- Mimi’s grandmother, Nani, screams at one of the gardeners and accuses him of killing her rose bushes. She calls him a “ulloo-ka-patha.” Mimi doesn’t know what this means, and it isn’t explained further. The glossary in the back explains that it means “son of an owl; used as an insult” in Urdu.
- Mimi’s mom calls Mimi’s father a “deadbeat.”
- Mimi’s grandmother calls Sakina a “lazy oaf” and “fool.”
- Mimi sometimes refers to Nani as “the dragon lady” because of Nani’s fierce temper.
- Mimi has a traditional Pakistani dress that she wore twice for “the two Eid celebrations.”
- Eid al-Adha and Eid al-Fitr are two major Islamic holidays.
- When things go wrong, Sakina’s father never gets worried. He always says, “It’ll be all right. God will provide.” Sakina doesn’t buy this, saying “God listens to rich people, not to people like Abba [her father] and [her].”
- Abba frequently thanks God for the good things in their life.
- The mosque down the street from Mimi’s grandparents’ house uses a loudspeaker to announce prayer times. Mimi describes, “a loudspeaker crackles to life, and a melodious sound fills the air around us. Allahu akbar. Allahu akbar. God is great. God is great.” This happens a few times throughout the book.
- Mimi thinks to herself, “Maybe if I help Sakina with her admission test, God will reward me by bringing my dad back. And maybe pigs will fly.”
- Mimi and Sakina talk about why poverty exists. Sakina says, “Abba says it is the will of God.” To this, Mimi replies, “How can God allow some people to have everything and others to have nothing? How can He be the Creator of both Pakistan and America?

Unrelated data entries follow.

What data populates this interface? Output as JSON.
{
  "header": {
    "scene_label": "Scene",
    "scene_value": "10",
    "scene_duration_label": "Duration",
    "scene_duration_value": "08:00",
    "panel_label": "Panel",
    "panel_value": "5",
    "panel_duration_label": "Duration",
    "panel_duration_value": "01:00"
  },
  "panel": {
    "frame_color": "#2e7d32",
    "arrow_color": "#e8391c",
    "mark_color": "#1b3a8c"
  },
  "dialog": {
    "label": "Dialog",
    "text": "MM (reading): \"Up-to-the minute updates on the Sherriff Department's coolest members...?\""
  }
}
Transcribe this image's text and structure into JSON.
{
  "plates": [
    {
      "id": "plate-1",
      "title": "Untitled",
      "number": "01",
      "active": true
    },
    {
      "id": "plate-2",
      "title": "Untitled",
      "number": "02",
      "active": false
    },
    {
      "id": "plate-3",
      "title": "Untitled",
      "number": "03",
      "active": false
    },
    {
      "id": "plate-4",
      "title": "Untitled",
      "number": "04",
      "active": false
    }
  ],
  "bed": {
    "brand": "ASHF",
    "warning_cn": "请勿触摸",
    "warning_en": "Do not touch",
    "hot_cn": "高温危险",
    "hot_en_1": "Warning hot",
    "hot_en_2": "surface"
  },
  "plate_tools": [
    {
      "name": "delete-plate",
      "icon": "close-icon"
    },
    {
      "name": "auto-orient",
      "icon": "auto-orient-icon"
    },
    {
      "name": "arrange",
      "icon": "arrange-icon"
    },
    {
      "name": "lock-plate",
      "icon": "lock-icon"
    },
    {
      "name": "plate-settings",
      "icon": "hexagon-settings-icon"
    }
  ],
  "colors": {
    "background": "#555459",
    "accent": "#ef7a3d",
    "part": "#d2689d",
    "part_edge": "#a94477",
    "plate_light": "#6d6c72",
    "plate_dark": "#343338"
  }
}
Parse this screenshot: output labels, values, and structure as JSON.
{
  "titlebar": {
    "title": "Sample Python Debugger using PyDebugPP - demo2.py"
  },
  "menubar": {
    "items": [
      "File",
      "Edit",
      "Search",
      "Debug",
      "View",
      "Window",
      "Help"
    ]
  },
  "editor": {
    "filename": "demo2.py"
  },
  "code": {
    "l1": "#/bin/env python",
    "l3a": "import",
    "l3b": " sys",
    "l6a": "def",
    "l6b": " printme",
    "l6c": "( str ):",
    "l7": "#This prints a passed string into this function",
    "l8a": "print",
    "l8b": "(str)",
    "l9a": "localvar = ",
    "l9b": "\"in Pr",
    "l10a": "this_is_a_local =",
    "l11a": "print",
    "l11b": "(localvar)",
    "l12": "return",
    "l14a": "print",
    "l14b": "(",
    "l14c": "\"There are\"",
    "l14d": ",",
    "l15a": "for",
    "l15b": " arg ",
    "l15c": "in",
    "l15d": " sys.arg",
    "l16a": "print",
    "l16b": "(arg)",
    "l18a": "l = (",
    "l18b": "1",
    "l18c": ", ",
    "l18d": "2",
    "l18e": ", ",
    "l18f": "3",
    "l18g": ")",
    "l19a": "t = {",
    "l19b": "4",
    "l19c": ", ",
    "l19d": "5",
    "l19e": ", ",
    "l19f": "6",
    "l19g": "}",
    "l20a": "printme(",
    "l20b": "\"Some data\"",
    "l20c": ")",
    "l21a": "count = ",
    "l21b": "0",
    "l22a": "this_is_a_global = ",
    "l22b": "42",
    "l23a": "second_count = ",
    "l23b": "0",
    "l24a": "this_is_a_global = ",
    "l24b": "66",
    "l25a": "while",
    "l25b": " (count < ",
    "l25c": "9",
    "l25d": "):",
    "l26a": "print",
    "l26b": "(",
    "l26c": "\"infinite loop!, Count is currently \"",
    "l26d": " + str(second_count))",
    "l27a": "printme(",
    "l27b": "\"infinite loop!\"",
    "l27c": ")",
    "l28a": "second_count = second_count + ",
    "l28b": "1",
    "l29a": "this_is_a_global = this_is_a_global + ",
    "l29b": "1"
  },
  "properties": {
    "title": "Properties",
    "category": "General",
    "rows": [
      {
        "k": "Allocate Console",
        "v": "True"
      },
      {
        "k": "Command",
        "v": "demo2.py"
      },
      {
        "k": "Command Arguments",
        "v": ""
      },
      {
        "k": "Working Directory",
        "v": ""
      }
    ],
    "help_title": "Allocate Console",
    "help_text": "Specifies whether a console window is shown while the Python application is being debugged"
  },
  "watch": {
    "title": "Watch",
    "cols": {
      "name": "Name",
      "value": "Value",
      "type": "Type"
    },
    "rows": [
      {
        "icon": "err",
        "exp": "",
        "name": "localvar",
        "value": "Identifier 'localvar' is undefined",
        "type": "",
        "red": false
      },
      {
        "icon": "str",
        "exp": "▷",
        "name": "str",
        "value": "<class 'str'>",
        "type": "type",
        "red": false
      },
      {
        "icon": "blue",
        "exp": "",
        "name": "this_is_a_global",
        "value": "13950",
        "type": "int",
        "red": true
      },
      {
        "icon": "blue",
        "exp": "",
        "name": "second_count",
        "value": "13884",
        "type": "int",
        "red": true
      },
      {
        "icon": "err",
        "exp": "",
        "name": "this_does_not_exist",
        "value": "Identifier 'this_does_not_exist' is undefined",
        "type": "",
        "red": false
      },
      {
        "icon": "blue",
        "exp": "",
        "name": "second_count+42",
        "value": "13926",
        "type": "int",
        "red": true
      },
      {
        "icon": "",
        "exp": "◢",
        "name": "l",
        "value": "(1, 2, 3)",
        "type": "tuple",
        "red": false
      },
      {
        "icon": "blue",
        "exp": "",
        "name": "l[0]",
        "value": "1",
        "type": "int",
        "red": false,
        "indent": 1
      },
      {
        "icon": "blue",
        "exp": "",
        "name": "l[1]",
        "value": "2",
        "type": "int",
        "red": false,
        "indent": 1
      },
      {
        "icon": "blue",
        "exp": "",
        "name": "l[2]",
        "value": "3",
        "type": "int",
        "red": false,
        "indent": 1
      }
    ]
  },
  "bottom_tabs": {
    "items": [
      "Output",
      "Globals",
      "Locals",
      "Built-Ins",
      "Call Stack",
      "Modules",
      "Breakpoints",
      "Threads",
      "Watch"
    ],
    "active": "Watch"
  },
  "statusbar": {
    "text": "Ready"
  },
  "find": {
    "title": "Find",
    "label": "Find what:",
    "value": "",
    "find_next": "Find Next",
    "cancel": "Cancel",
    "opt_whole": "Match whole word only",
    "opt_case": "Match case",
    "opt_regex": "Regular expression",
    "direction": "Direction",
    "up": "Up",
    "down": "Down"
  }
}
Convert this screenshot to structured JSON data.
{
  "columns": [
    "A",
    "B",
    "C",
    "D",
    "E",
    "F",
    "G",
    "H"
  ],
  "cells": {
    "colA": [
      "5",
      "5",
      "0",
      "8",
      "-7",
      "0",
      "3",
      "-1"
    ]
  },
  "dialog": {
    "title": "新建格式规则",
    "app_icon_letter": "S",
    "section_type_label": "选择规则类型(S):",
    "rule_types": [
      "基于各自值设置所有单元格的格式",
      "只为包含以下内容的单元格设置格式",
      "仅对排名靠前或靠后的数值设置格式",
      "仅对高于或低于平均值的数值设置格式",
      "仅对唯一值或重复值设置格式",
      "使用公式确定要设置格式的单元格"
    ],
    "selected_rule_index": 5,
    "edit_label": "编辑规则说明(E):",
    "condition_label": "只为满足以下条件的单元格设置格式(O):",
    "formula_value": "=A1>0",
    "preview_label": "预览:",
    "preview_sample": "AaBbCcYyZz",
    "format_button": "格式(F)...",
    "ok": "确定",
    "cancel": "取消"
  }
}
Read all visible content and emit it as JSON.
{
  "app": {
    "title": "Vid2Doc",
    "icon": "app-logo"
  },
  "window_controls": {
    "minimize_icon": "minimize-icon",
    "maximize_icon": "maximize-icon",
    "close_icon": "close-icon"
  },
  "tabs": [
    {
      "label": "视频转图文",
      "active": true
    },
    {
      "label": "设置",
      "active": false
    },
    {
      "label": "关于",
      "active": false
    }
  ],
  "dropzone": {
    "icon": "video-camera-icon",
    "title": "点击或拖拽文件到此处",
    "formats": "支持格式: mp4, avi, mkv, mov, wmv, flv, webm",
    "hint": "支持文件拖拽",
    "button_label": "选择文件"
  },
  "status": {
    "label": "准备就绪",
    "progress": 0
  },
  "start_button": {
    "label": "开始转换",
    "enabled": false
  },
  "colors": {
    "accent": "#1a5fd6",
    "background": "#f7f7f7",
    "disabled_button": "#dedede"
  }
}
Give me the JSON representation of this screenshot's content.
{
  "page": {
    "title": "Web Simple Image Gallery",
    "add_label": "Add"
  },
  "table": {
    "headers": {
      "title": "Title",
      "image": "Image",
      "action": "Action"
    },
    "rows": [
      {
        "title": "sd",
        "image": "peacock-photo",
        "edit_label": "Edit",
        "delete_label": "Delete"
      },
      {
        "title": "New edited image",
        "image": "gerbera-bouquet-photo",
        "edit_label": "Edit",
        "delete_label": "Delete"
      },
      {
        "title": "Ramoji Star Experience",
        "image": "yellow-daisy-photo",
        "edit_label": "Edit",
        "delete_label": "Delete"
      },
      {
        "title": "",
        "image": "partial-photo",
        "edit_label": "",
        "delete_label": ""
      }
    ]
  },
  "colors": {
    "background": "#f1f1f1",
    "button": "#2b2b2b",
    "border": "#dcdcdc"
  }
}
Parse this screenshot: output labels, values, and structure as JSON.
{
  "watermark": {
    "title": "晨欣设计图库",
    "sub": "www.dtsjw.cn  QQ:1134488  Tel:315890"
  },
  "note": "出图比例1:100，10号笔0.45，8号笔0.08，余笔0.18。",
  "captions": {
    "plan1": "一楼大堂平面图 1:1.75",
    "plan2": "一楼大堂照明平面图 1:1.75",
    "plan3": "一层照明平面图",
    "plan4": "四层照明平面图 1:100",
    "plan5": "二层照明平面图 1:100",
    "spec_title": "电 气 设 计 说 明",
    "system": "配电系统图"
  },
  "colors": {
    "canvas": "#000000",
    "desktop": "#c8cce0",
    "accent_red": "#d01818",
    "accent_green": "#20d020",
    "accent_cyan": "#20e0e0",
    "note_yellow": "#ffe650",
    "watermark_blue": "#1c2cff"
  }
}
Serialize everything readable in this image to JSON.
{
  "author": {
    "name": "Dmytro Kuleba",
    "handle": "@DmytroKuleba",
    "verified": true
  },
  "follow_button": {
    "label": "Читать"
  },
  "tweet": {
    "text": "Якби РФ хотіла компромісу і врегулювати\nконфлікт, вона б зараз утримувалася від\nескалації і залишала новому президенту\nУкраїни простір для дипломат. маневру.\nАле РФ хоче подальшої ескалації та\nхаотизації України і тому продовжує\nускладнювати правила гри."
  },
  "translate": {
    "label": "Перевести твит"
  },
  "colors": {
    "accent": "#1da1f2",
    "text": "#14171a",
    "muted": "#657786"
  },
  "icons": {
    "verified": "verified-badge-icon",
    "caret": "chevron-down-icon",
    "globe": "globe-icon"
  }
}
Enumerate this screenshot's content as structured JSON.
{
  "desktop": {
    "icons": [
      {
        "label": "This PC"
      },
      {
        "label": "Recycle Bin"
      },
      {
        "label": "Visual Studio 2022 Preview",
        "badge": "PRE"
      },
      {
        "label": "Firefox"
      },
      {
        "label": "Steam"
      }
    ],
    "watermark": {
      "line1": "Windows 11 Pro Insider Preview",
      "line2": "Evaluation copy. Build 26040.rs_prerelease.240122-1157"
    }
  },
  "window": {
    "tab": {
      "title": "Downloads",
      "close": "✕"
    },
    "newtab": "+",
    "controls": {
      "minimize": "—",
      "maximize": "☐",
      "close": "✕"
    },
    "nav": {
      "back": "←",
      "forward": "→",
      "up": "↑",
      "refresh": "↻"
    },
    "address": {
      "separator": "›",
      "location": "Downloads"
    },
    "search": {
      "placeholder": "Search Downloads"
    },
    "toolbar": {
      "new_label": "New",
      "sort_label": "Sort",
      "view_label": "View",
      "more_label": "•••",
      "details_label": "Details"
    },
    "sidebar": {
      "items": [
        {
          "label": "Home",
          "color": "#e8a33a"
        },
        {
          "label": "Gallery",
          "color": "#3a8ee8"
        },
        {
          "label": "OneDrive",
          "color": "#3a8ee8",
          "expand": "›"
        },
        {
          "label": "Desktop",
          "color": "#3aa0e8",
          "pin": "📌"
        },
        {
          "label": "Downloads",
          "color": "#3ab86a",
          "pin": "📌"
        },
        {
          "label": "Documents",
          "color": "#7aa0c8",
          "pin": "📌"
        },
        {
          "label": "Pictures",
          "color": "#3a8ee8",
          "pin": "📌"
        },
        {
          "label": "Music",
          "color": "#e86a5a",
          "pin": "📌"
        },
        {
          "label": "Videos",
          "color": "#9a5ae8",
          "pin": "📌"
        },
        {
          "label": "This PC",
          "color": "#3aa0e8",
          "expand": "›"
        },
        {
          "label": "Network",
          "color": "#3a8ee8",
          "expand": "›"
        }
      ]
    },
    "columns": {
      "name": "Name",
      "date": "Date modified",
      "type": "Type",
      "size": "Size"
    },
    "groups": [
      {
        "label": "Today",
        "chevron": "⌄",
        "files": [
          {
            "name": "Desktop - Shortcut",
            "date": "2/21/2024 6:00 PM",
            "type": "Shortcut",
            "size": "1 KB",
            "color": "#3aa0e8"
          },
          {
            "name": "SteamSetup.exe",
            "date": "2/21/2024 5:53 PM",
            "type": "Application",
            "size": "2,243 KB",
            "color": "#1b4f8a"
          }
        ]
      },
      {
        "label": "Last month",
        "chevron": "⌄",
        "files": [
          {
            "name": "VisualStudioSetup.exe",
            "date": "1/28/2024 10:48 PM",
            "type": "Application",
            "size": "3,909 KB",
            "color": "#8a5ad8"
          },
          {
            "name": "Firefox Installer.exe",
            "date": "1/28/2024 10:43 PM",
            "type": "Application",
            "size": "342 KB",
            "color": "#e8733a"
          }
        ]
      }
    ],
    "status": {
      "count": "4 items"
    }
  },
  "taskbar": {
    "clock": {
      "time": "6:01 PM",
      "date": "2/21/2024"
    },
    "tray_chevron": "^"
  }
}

The two are like day and night. God is supposed to love us equally. Isn’t He?”
- Malik, the family driver, joins in Mimi and Sakina’s conversation about God. He says, “God gives each of us free will to do whatever we want. Sometimes human beings are bad to each other. They steal and hurt and lie. They don’t take care of the less fortunate.”
- Malik goes to do the “maghrib prayer” one evening.
- Sakina and Mimi also attend the maghrib prayer. Mimi describes the scene, saying, “I wrap my scarf around my head and follow [Sakina’s] actions. Standing, sitting, prostrating. It’s familiar and strange at the same time, as if I’ve done this a thousand times in a dream. Oh God, if you’re there, send Dad to me. Please. Just for a few minutes, so I can hug him one time.” Mimi finds that she enjoys prayer time.
- Sakina admits to Mimi that she hasn’t prayed “in a long time” because she finds “it hard to believe in God these days.”
- Sakina lies to gain access to Mimi’s father’s workplace. Sakina thinks “the God that Abba believes in—the God I felt around me in that marketplace mosque—will forgive me.”
- Mimi insists that her mom should be looking for Mimi’s father. Mimi’s mother replies, “He left us . . . Why would I go chasing after him? Why would I ever want to find him for God’s sake?”
- Various characters make comments using “God” and “Allah” throughout.
- Sakina’s mother, Amma, sees the money that Mimi and her mother have left for them. Amma says, “Mimi and her mother are angels of God.” Sakina isn’t as certain about this but does see the money as “a miracle.”
- Before her exam, Sakina says “a quick little prayer under [her] breath.”
- Occasionally, characters will say, “Alhamdolillah,” which means, “All praise to God” in Arabic. They also sometimes say “Inshallah,” which means, “God willing” in Arabic.
by Alli Kestler